# EXERCISE AIM:
Print every entry word for word, but omit the pictures.

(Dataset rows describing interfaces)

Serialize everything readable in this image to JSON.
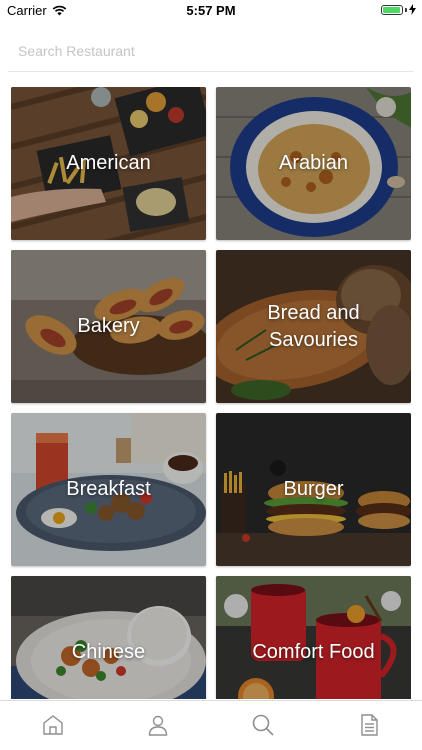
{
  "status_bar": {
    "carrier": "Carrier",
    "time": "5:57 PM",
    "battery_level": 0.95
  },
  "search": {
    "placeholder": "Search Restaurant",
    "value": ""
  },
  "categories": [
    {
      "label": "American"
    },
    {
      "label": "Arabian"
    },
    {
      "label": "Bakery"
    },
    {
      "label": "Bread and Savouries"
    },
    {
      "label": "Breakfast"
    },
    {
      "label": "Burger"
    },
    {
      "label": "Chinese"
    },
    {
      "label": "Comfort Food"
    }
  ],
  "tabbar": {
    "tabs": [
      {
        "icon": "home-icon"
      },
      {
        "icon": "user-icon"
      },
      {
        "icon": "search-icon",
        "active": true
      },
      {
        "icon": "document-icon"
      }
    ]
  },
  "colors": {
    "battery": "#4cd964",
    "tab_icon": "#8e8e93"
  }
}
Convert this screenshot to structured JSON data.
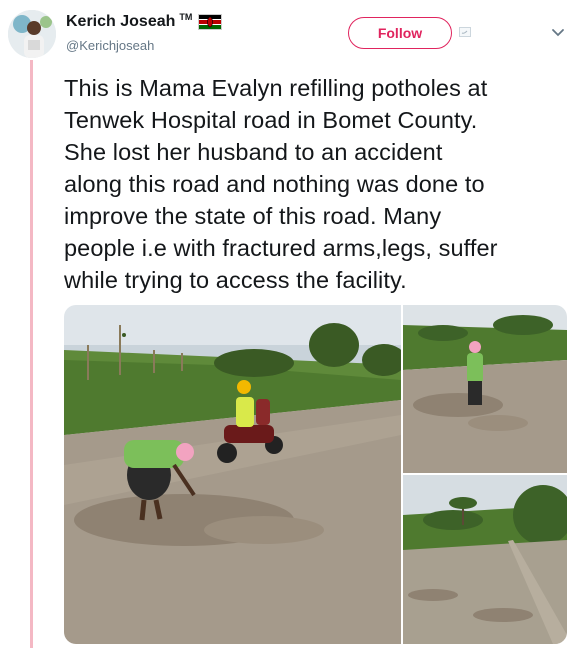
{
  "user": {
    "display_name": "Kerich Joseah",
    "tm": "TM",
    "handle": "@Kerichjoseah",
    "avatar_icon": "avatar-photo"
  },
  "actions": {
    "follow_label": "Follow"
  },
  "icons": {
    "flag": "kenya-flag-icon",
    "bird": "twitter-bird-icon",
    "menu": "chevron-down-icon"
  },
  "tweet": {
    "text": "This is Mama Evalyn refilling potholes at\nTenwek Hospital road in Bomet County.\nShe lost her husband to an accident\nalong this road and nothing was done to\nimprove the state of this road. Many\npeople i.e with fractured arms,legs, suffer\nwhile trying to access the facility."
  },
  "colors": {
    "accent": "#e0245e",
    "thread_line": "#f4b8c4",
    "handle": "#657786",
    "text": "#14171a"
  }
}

# ANSWER AREA:
Serialize everything readable in this image to JSON.
{
  "status_bar": {
    "carrier": "Carrier",
    "time": "5:57 PM",
    "battery_level": 0.95
  },
  "search": {
    "placeholder": "Search Restaurant",
    "value": ""
  },
  "categories": [
    {
      "label": "American"
    },
    {
      "label": "Arabian"
    },
    {
      "label": "Bakery"
    },
    {
      "label": "Bread and Savouries"
    },
    {
      "label": "Breakfast"
    },
    {
      "label": "Burger"
    },
    {
      "label": "Chinese"
    },
    {
      "label": "Comfort Food"
    }
  ],
  "tabbar": {
    "tabs": [
      {
        "icon": "home-icon"
      },
      {
        "icon": "user-icon"
      },
      {
        "icon": "search-icon",
        "active": true
      },
      {
        "icon": "document-icon"
      }
    ]
  },
  "colors": {
    "battery": "#4cd964",
    "tab_icon": "#8e8e93"
  }
}
Convert this screenshot to structured JSON data.
{
  "user": {
    "display_name": "Kerich Joseah",
    "tm": "TM",
    "handle": "@Kerichjoseah",
    "avatar_icon": "avatar-photo"
  },
  "actions": {
    "follow_label": "Follow"
  },
  "icons": {
    "flag": "kenya-flag-icon",
    "bird": "twitter-bird-icon",
    "menu": "chevron-down-icon"
  },
  "tweet": {
    "text": "This is Mama Evalyn refilling potholes at\nTenwek Hospital road in Bomet County.\nShe lost her husband to an accident\nalong this road and nothing was done to\nimprove the state of this road. Many\npeople i.e with fractured arms,legs, suffer\nwhile trying to access the facility."
  },
  "colors": {
    "accent": "#e0245e",
    "thread_line": "#f4b8c4",
    "handle": "#657786",
    "text": "#14171a"
  }
}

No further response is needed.